"Chuck has been such a public servant and such a contributor to the life and fabric of the Memphis community and he will be sorely missed," Robertson added.
"Now you are my friend. Now you are my friend. Thank you!"
Memorial services for "Mr. Chuck" were set Jan. 22, television station WKNO said. There will be two visitation times on Friday, Jan. 25: R.S. Lewis and Sons Funeral Home, 374 Vance. from 12-4 p.m.; and at St. Therese-Little Flower Catholic Church, 1644 Jackson Ave., from 5-9 p.m.
A funeral mass will be held on Saturday, Jan. 26 at 10 a.m. at St. Therese-Little Flower.
Honoring the life and community impact of
Charles "Mr. Chuck" Scruggs, WKNO will present a 30-minute tribute show
entitled Our Friend Mr. Chuck. The program will air Thursday, January 24
at 8:00 p.m. on WKNO/Channel 10.
Our Friend Mr. Chuck, produced by Pierre Kimsey, is the story of Charles A. "Chuck" Scruggs, told largely in his own words.
The story takes him through his childhood in Chattanooga, Tennessee and follows him through his broadcast career to Cincinnati, San Francisco and eventually Memphis where he became an icon to thousands of Mid-South children. The show will highlight how Chuck's career allowed him to see his responsibility as a broadcaster.
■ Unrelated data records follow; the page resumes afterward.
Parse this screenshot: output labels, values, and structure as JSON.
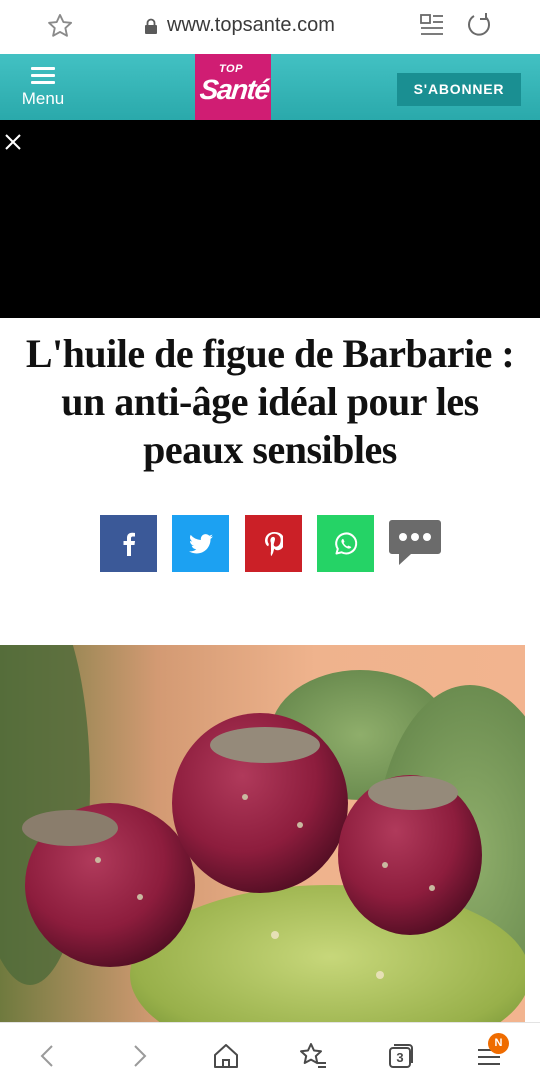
{
  "browser": {
    "url": "www.topsante.com",
    "tab_count": "3",
    "notification_badge": "N"
  },
  "header": {
    "menu_label": "Menu",
    "logo_top": "TOP",
    "logo_main": "Santé",
    "subscribe_label": "S'ABONNER"
  },
  "article": {
    "title_line1": "L'huile de figue de Barbarie :",
    "title_line2": "un anti-âge idéal pour les",
    "title_line3": "peaux sensibles"
  },
  "share_buttons": [
    "facebook-icon",
    "twitter-icon",
    "pinterest-icon",
    "whatsapp-icon",
    "comments-icon"
  ],
  "colors": {
    "header_teal": "#2aa9ab",
    "brand_pink": "#d01d73",
    "subscribe_bg": "#1a8f92",
    "facebook": "#3b5998",
    "twitter": "#1ca1f2",
    "pinterest": "#cb2027",
    "whatsapp": "#25d366",
    "badge_orange": "#ef6c00"
  }
}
He spent his life using broadcast as a tool for change.
"I was certain there was a need for Mr. Chuck," said Shawn Kelly, former producer of Hello Mr. Chuck! "People want to watch TV; they want to be entertained; they want their MTV, but they need someone like Mr. Chuck. They need sincerity and a kind voice. They need to know some things are real, and Mr. Chuck was real, not a TV character that could be turned off. In the simplest of words, he was a black man who invested his life's energy to be an example and an advocate for our children. We will always need that."
"We may now begin living in a community where there is no Mr. Chuck," said Michael LaBonia, WKNO President & CEO. "But his legacy will always be here. Mr. Chuck will always be alive in our minds and hearts."
Our Friend Mr. Chuck airs Thursday, January 24 at 8:00 p.m. and Sunday, January 27 at 9:00 a.m. on WKNO/Channel 10. It also airs Sunday, January 27 at 12:30 p.m. on WKNO2, available over the air on Channel 10.2 and on Comcast Cable Channel 910.